### Task details
Every record must be retyped exactly as it reads.

### Dataset rows describing interfaces
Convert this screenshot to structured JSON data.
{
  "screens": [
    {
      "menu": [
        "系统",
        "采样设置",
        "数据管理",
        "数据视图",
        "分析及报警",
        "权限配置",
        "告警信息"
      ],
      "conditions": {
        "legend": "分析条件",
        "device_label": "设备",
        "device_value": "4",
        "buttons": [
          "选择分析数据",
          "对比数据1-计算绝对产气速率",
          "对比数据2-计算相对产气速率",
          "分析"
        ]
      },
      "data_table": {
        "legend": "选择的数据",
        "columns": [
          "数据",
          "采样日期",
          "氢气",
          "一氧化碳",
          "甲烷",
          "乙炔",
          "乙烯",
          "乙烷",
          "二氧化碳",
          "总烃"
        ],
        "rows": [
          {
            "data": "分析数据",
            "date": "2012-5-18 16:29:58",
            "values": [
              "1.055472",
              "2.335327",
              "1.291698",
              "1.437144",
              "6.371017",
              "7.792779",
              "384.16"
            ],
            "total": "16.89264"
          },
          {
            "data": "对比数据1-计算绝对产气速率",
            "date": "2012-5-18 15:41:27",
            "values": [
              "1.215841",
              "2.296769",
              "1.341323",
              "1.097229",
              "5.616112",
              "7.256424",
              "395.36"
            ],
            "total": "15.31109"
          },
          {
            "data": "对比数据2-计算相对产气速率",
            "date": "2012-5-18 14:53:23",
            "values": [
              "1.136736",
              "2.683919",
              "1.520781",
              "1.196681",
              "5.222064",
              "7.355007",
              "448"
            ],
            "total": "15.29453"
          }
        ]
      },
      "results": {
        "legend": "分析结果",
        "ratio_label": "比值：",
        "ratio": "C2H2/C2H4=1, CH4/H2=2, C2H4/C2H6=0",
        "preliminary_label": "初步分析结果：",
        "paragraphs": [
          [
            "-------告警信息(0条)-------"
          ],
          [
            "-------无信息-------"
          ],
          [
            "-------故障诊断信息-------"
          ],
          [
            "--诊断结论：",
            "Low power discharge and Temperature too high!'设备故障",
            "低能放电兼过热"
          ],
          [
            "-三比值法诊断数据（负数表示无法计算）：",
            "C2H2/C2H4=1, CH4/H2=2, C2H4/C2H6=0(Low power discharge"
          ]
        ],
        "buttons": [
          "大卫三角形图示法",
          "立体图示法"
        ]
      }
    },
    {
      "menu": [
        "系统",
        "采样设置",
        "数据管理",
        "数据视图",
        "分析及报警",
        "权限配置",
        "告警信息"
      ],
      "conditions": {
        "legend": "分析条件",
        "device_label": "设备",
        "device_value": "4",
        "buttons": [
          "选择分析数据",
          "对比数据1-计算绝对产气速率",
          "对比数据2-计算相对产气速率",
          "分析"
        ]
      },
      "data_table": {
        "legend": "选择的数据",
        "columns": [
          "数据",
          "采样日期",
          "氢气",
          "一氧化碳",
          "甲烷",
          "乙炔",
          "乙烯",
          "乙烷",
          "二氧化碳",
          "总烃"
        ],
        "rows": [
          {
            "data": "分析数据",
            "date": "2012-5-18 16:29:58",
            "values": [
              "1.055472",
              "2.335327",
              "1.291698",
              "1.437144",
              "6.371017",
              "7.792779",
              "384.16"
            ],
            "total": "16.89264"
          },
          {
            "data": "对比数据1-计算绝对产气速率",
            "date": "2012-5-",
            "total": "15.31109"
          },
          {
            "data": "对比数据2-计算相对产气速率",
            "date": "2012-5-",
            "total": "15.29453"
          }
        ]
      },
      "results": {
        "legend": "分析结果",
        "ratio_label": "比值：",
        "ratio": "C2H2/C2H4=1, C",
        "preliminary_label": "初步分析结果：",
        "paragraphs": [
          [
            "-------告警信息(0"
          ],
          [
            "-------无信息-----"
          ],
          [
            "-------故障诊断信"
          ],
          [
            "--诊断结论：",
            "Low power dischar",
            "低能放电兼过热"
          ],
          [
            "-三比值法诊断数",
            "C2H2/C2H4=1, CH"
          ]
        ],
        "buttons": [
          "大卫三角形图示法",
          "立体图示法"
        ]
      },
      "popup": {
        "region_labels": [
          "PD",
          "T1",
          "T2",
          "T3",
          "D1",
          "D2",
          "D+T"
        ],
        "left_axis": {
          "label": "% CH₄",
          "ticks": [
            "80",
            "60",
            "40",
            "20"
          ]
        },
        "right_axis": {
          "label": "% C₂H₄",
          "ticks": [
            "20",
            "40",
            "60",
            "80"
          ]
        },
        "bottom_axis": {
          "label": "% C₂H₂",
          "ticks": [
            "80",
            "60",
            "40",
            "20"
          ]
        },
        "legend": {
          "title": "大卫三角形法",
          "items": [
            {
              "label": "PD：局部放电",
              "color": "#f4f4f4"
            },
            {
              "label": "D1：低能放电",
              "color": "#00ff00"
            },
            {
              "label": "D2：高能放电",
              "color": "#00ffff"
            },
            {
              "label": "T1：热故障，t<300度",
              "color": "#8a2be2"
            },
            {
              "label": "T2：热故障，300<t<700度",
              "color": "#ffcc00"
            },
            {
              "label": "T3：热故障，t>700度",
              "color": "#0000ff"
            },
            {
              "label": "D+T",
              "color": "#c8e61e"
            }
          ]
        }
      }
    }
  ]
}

### Final answer
Convert this screenshot to structured JSON data.
{
  "screens": [
    {
      "menu": [
        "系统",
        "采样设置",
        "数据管理",
        "数据视图",
        "分析及报警",
        "权限配置",
        "告警信息"
      ],
      "conditions": {
        "legend": "分析条件",
        "device_label": "设备",
        "device_value": "4",
        "buttons": [
          "选择分析数据",
          "对比数据1-计算绝对产气速率",
          "对比数据2-计算相对产气速率",
          "分析"
        ]
      },
      "data_table": {
        "legend": "选择的数据",
        "columns": [
          "数据",
          "采样日期",
          "氢气",
          "一氧化碳",
          "甲烷",
          "乙炔",
          "乙烯",
          "乙烷",
          "二氧化碳",
          "总烃"
        ],
        "rows": [
          {
            "data": "分析数据",
            "date": "2012-5-18 16:29:58",
            "values": [
              "1.055472",
              "2.335327",
              "1.291698",
              "1.437144",
              "6.371017",
              "7.792779",
              "384.16"
            ],
            "total": "16.89264"
          },
          {
            "data": "对比数据1-计算绝对产气速率",
            "date": "2012-5-18 15:41:27",
            "values": [
              "1.215841",
              "2.296769",
              "1.341323",
              "1.097229",
              "5.616112",
              "7.256424",
              "395.36"
            ],
            "total": "15.31109"
          },
          {
            "data": "对比数据2-计算相对产气速率",
            "date": "2012-5-18 14:53:23",
            "values": [
              "1.136736",
              "2.683919",
              "1.520781",
              "1.196681",
              "5.222064",
              "7.355007",
              "448"
            ],
            "total": "15.29453"
          }
        ]
      },
      "results": {
        "legend": "分析结果",
        "ratio_label": "比值：",
        "ratio": "C2H2/C2H4=1, CH4/H2=2, C2H4/C2H6=0",
        "preliminary_label": "初步分析结果：",
        "paragraphs": [
          [
            "-------告警信息(0条)-------"
          ],
          [
            "-------无信息-------"
          ],
          [
            "-------故障诊断信息-------"
          ],
          [
            "--诊断结论：",
            "Low power discharge and Temperature too high!'设备故障",
            "低能放电兼过热"
          ],
          [
            "-三比值法诊断数据（负数表示无法计算）：",
            "C2H2/C2H4=1, CH4/H2=2, C2H4/C2H6=0(Low power discharge"
          ]
        ],
        "buttons": [
          "大卫三角形图示法",
          "立体图示法"
        ]
      }
    },
    {
      "menu": [
        "系统",
        "采样设置",
        "数据管理",
        "数据视图",
        "分析及报警",
        "权限配置",
        "告警信息"
      ],
      "conditions": {
        "legend": "分析条件",
        "device_label": "设备",
        "device_value": "4",
        "buttons": [
          "选择分析数据",
          "对比数据1-计算绝对产气速率",
          "对比数据2-计算相对产气速率",
          "分析"
        ]
      },
      "data_table": {
        "legend": "选择的数据",
        "columns": [
          "数据",
          "采样日期",
          "氢气",
          "一氧化碳",
          "甲烷",
          "乙炔",
          "乙烯",
          "乙烷",
          "二氧化碳",
          "总烃"
        ],
        "rows": [
          {
            "data": "分析数据",
            "date": "2012-5-18 16:29:58",
            "values": [
              "1.055472",
              "2.335327",
              "1.291698",
              "1.437144",
              "6.371017",
              "7.792779",
              "384.16"
            ],
            "total": "16.89264"
          },
          {
            "data": "对比数据1-计算绝对产气速率",
            "date": "2012-5-",
            "total": "15.31109"
          },
          {
            "data": "对比数据2-计算相对产气速率",
            "date": "2012-5-",
            "total": "15.29453"
          }
        ]
      },
      "results": {
        "legend": "分析结果",
        "ratio_label": "比值：",
        "ratio": "C2H2/C2H4=1, C",
        "preliminary_label": "初步分析结果：",
        "paragraphs": [
          [
            "-------告警信息(0"
          ],
          [
            "-------无信息-----"
          ],
          [
            "-------故障诊断信"
          ],
          [
            "--诊断结论：",
            "Low power dischar",
            "低能放电兼过热"
          ],
          [
            "-三比值法诊断数",
            "C2H2/C2H4=1, CH"
          ]
        ],
        "buttons": [
          "大卫三角形图示法",
          "立体图示法"
        ]
      },
      "popup": {
        "region_labels": [
          "PD",
          "T1",
          "T2",
          "T3",
          "D1",
          "D2",
          "D+T"
        ],
        "left_axis": {
          "label": "% CH₄",
          "ticks": [
            "80",
            "60",
            "40",
            "20"
          ]
        },
        "right_axis": {
          "label": "% C₂H₄",
          "ticks": [
            "20",
            "40",
            "60",
            "80"
          ]
        },
        "bottom_axis": {
          "label": "% C₂H₂",
          "ticks": [
            "80",
            "60",
            "40",
            "20"
          ]
        },
        "legend": {
          "title": "大卫三角形法",
          "items": [
            {
              "label": "PD：局部放电",
              "color": "#f4f4f4"
            },
            {
              "label": "D1：低能放电",
              "color": "#00ff00"
            },
            {
              "label": "D2：高能放电",
              "color": "#00ffff"
            },
            {
              "label": "T1：热故障，t<300度",
              "color": "#8a2be2"
            },
            {
              "label": "T2：热故障，300<t<700度",
              "color": "#ffcc00"
            },
            {
              "label": "T3：热故障，t>700度",
              "color": "#0000ff"
            },
            {
              "label": "D+T",
              "color": "#c8e61e"
            }
          ]
        }
      }
    }
  ]
}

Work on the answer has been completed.